Now think about what's been happening over the last few days:

  • The town hall protests against Obamacare repeal have continued, with Reps. Tom Reed, Jim Jordan, and Mark Sanford and Sen. Tim Scott all getting tough questions this weekend about what would happen to sick people. (And Sanford and Scott got these questions in deep-red South Carolina.)
  • Liberal groups are getting organized to keep the town hall protests going, including MoveOn.org and Our Revolution, Jonathan Swan reported this weekend.
  • More polls are showing an uptick in support for the law — this time in Iowa, where a Des Moines Register poll shows people are evenly split over whether the law is a failure or a success. (In October, six out of 10 Iowans said it was a failure.)
  • A smart piece this weekend by the New York Times' Jonathan Martin notes that Republicans are seeing less intensity from Obamacare opponents than they did when President Barack Obama was in office — and they're seeing a lot more intensity from its supporters.

Why it matters: All of these are just data points — they're not going to determine the success or failure of the repeal effort by themselves. But they're a good indication of where the trends are heading: Repeal is not getting more popular as the reality of it gets closer. Republicans may plow ahead to satisfy their voters, just as the Democrats did with Obamacare's passage, but they're learning that they won't just hear from the cheering section as they did for the last seven years.

Go deeper

The startup that wants to disrupt big internet providers

Maura Losch/Axios

A new startup backed by funding from AOL founder Steve Case and Laurene Powell Jobs wants to break up broadband monopolies across the country.

Why it matters: Internet access has been crucial during the pandemic, but it's not ubiquitous, and it can be both slow and unaffordable in swaths of the country.

21 mins ago - World

Top general: China's hypersonic missile test "very close" to a "Sputnik moment"

Gen. Mark Milley.

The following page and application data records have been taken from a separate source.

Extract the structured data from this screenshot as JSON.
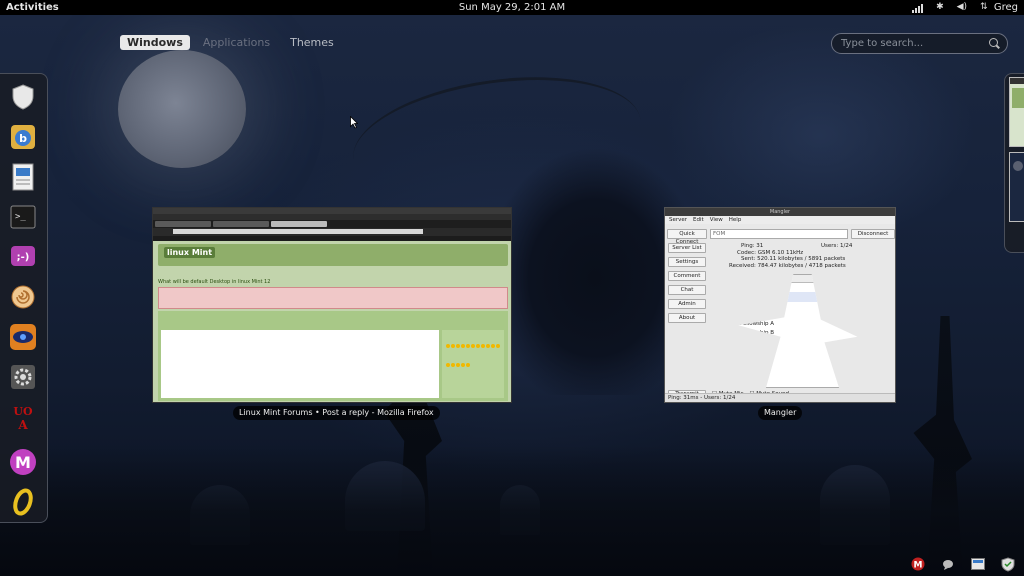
{
  "topbar": {
    "activities": "Activities",
    "clock": "Sun May 29,  2:01 AM",
    "user": "Greg"
  },
  "overview": {
    "tabs": [
      {
        "label": "Windows",
        "active": true
      },
      {
        "label": "Applications",
        "active": false
      },
      {
        "label": "Themes",
        "active": false
      }
    ],
    "search_placeholder": "Type to search..."
  },
  "dash": {
    "items": [
      {
        "icon": "shield-icon",
        "color": "#e8e8e8"
      },
      {
        "icon": "blue-b-app-icon",
        "color": "#4a90d0"
      },
      {
        "icon": "document-viewer-icon",
        "color": "#3a7bc8"
      },
      {
        "icon": "terminal-icon",
        "color": "#1a1a1a"
      },
      {
        "icon": "chat-smiley-icon",
        "color": "#b040b0"
      },
      {
        "icon": "spiral-shell-icon",
        "color": "#e0a060"
      },
      {
        "icon": "eye-icon",
        "color": "#e08020"
      },
      {
        "icon": "settings-gear-icon",
        "color": "#808080"
      },
      {
        "icon": "uoa-icon",
        "color": "#c01010"
      },
      {
        "icon": "mangler-m-icon",
        "color": "#c040c0"
      },
      {
        "icon": "gold-ring-icon",
        "color": "#e8c020"
      }
    ]
  },
  "windows": {
    "firefox": {
      "label": "Linux Mint Forums • Post a reply - Mozilla Firefox",
      "page_logo": "linux Mint",
      "heading": "What will be default Desktop in linux Mint 12"
    },
    "mangler": {
      "label": "Mangler",
      "title": "Mangler",
      "menu": [
        "Server",
        "Edit",
        "View",
        "Help"
      ],
      "quick_connect": "Quick Connect",
      "server_field": "FOM",
      "disconnect": "Disconnect",
      "side_buttons": [
        "Server List",
        "Settings",
        "Comment",
        "Chat",
        "Admin",
        "About"
      ],
      "stats": {
        "ping": "Ping: 31",
        "users": "Users: 1/24",
        "codec": "Codec: GSM 6.10 11kHz",
        "sent": "Sent: 520.11 kilobytes / 5891 packets",
        "received": "Received: 784.47 kilobytes / 4718 packets"
      },
      "tree_headers": {
        "name": "Name",
        "last": "Last Transmit"
      },
      "tree": [
        {
          "label": "Foes of Mordor (ADMIN)",
          "indent": 0,
          "time": ""
        },
        {
          "label": "[A] WavyGravy",
          "indent": 1,
          "time": "00:34:34"
        },
        {
          "label": "Alliance Channel",
          "indent": 1,
          "time": ""
        },
        {
          "label": "Grouping",
          "indent": 1,
          "time": ""
        },
        {
          "label": "Fellowship A",
          "indent": 2,
          "time": ""
        },
        {
          "label": "Fellowship B",
          "indent": 2,
          "time": ""
        },
        {
          "label": "Raid A",
          "indent": 2,
          "time": ""
        },
        {
          "label": "Raid B",
          "indent": 2,
          "time": ""
        },
        {
          "label": "Skirmish B",
          "indent": 2,
          "time": ""
        },
        {
          "label": "Skirmish A",
          "indent": 2,
          "time": ""
        },
        {
          "label": "Monster Play",
          "indent": 1,
          "time": ""
        }
      ],
      "transmit": "Transmit",
      "mute_mic": "Mute Mic",
      "mute_sound": "Mute Sound",
      "status": "Ping: 31ms - Users: 1/24"
    }
  },
  "colors": {
    "topbar": "#000000",
    "accent_active_tab": "#e9e9e9"
  }
}
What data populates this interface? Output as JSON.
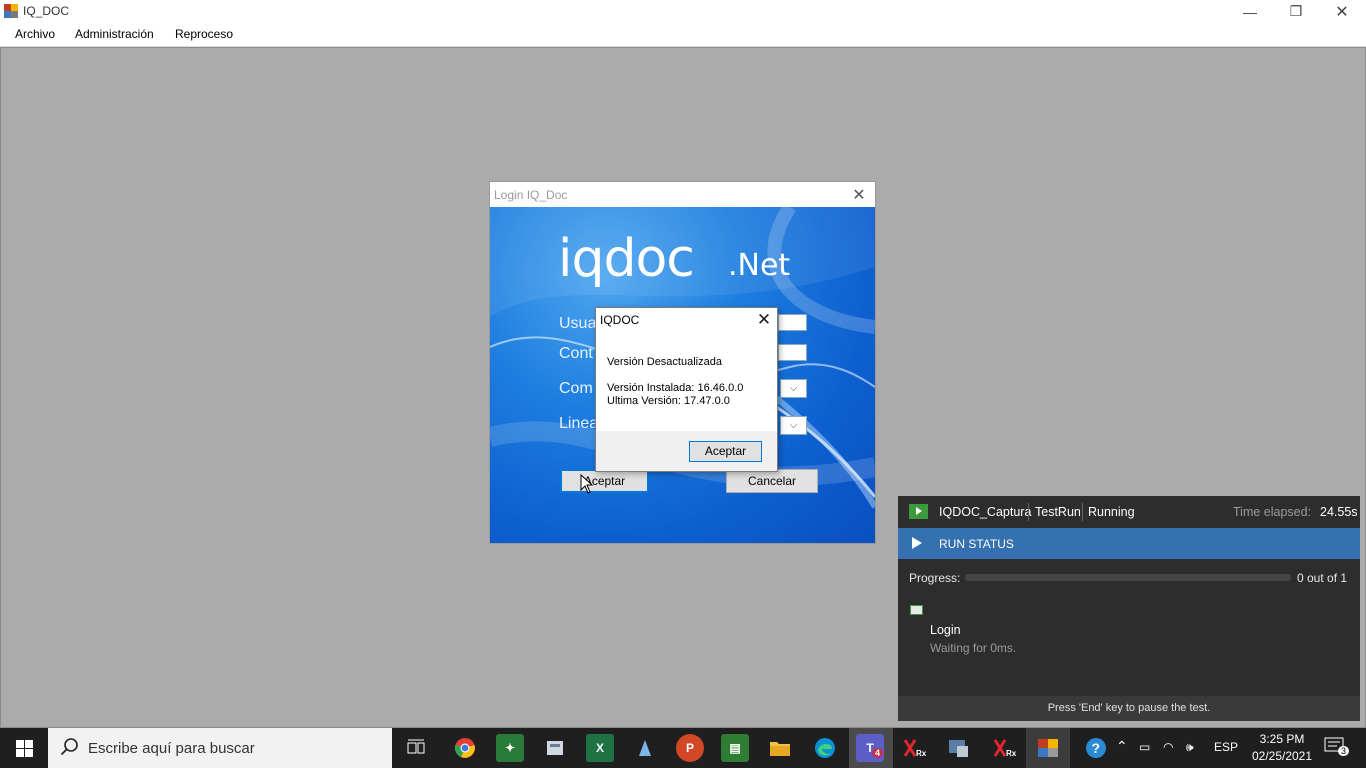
{
  "window": {
    "title": "IQ_DOC",
    "minimize": "—",
    "maximize": "❐",
    "close": "✕"
  },
  "menu": {
    "items": [
      "Archivo",
      "Administración",
      "Reproceso"
    ]
  },
  "login": {
    "title": "Login IQ_Doc",
    "logo_main": "iqdoc",
    "logo_suffix": ".Net",
    "labels": {
      "usuario": "Usuar",
      "contrasena": "Cont",
      "compania": "Com",
      "linea": "Linea"
    },
    "accept": "Aceptar",
    "cancel": "Cancelar",
    "close": "✕"
  },
  "msgbox": {
    "title": "IQDOC",
    "line1": "Versión Desactualizada",
    "line2": "Versión Instalada: 16.46.0.0",
    "line3": "Ultima Versión: 17.47.0.0",
    "accept": "Aceptar",
    "close": "✕"
  },
  "run_panel": {
    "project": "IQDOC_Captura",
    "testrun": "TestRun",
    "state": "Running",
    "elapsed_label": "Time elapsed:",
    "elapsed": "24.55s",
    "status_label": "RUN STATUS",
    "progress_label": "Progress:",
    "progress_fraction": 0,
    "progress_count": "0 out of 1",
    "step_name": "Login",
    "step_status": "Waiting for 0ms.",
    "footer": "Press 'End' key to pause the test."
  },
  "taskbar": {
    "search_placeholder": "Escribe aquí para buscar",
    "language": "ESP",
    "time": "3:25 PM",
    "date": "02/25/2021",
    "notifications": "3",
    "teams_badge": "4",
    "colors": {
      "chrome": "#e44134",
      "excel": "#1f7244",
      "powerpoint": "#d24726",
      "edge": "#0c8fd6",
      "teams": "#5b5fc7"
    }
  }
}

Photo: Rod Lamkey-Pool/Getty Images

Gen. Mark Milley, the chairman of the Joint Chiefs of Staff, warned Wednesday that China's test of a hypersonic missile is "very concerning" and "very close" to the kind of "Sputnik moment" that triggered the Space Race during the Cold War.

Why it matters: The comments by America's top uniformed general underscore the depths of U.S. concerns about China's rapid military expansion and development of advanced weaponry.

Climate reckoning for oil and gas CEOs

Illustration: Aïda Amer/Axios

Top executives from ExxonMobil, BP, Chevron and Shell will face a reckoning on Capitol Hill Thursday, as they're grilled on evidence that their companies knew for years that their products were driving climate change but chose to downplay or deny it.

Why it matters: The hearing before the House Oversight Committee will be the first time these executives have been brought together to provide sworn testimony regarding what they knew about the ties between their company's products and climate change, and when they knew it.